Everest Summit Queues and Carrying Capacity
We have all seen the news headlines in recent days and weeks. Adventurous tourists are placing themselves in mortal danger for the brief thrill of fulfilling their bucket list dream of summiting the world’s highest mountains. Most have made it to the top but too many have died attempting to reach the summit of Everest and other Himalayan peaks in Nepal and India. The window of opportunity to reach the summit of the world’s highest peak, Mt Everest is brief. Late May and early June is that time of the year when weather conditions are most favourable to attempt the summit.
However, as anyone who has experienced alpine regions knows, the best time of the year still poses very real dangers to climbers and guides alike. Sustainable tourism emphasises carrying capacity. The extraordinary photos we have seen of hundreds of climbers literally queueing to reach the summit of Mt Everest is like viewing a disaster waiting to happen.
While climbers sometimes wait for hours, for their turn to reach the top, they are vulnerable to sudden changes in weather conditions including high wind gusts, blizzards and falling loose rocks which at worst, can trigger an avalanche. Climbers and adventure tour operators should recall, that during the 2015 earthquake 29 adventure tourists were killed when the quake triggered an avalanche which inundated Everest Base Camp. Mt Everest is not the place to be running mass tourism expeditions. I fully appreciate that adventure tour operators and their staff of Sherpas, guides and porters all want to make a living. However, the apparently uncontrolled rush of climbers presents a range of dangers to all people who venture into this very fragile and harsh environment.
Nepal has done well to recover from the damage caused to the county and the tourism industry by the 2015 earthquake. Tourism to Nepal has recovered to record levels. In 2018 1.25 million international tourists visited Nepal (an all time record). However, the perception of greedy operators who appear prepared to risk lives by allowing swarms of cashed up tourists ascending the Himalayan peaks could potentially damage Nepal’s reputation as a tourist destination which cares about the safety of its vistors.
Mountain tour operators need to be certain that their “mountaineers” are physically fit enough to undertake the rigour of a climb. The Nepalese government authorities need to ensure that there is a manageable limit of summit climbers at any one time.
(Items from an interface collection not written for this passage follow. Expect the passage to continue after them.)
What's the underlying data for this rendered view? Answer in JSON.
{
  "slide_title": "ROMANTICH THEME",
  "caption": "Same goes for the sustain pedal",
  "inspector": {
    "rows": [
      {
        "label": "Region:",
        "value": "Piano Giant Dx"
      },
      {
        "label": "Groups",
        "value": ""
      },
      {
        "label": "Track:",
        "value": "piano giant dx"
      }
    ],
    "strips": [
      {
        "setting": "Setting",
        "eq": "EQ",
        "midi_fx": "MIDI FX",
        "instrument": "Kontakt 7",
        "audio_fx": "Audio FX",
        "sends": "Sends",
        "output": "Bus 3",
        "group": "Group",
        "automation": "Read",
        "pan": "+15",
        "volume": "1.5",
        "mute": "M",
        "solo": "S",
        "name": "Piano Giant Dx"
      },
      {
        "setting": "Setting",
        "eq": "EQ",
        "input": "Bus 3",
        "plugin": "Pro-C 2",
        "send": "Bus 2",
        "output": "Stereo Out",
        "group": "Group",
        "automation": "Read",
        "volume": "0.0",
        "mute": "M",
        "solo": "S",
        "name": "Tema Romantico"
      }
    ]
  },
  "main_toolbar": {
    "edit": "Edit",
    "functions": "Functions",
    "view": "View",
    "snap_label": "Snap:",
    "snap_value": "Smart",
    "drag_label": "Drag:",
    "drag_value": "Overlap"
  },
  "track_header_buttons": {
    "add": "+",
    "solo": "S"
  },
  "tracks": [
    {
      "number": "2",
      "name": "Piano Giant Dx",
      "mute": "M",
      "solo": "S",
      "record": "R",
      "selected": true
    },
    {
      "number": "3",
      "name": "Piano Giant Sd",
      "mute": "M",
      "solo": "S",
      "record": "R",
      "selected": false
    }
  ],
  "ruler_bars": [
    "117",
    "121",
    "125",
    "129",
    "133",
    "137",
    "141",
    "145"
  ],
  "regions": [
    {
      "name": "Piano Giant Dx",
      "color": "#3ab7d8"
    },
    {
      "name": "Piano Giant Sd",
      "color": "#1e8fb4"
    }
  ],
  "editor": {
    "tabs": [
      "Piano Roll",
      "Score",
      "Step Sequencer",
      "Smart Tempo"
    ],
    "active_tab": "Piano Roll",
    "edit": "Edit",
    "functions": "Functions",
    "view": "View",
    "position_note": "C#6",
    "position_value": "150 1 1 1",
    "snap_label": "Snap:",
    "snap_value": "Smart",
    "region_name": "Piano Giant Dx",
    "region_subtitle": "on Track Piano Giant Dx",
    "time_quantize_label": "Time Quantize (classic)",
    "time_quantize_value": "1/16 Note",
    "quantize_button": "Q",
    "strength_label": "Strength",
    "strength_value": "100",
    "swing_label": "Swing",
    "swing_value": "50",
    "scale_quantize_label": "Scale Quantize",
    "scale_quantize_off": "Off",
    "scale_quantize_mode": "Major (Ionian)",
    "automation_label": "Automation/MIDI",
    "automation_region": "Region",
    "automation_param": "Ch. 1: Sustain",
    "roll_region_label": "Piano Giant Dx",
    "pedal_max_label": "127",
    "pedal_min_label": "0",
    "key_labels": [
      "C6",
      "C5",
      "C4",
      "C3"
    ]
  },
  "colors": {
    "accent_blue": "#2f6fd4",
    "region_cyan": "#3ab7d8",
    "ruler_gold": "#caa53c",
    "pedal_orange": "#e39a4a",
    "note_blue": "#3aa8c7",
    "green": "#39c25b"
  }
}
Climbers should be required to demonstrate they have appropriate clothing, equipment and supplies of food and oxygen.
If Nepalese and Indian authorities do not impose some real controls over mountain expeditions and carrying capacity in this fragile environment I fear that we could be reading far worse headlines from the Himalayas than we are seeing now.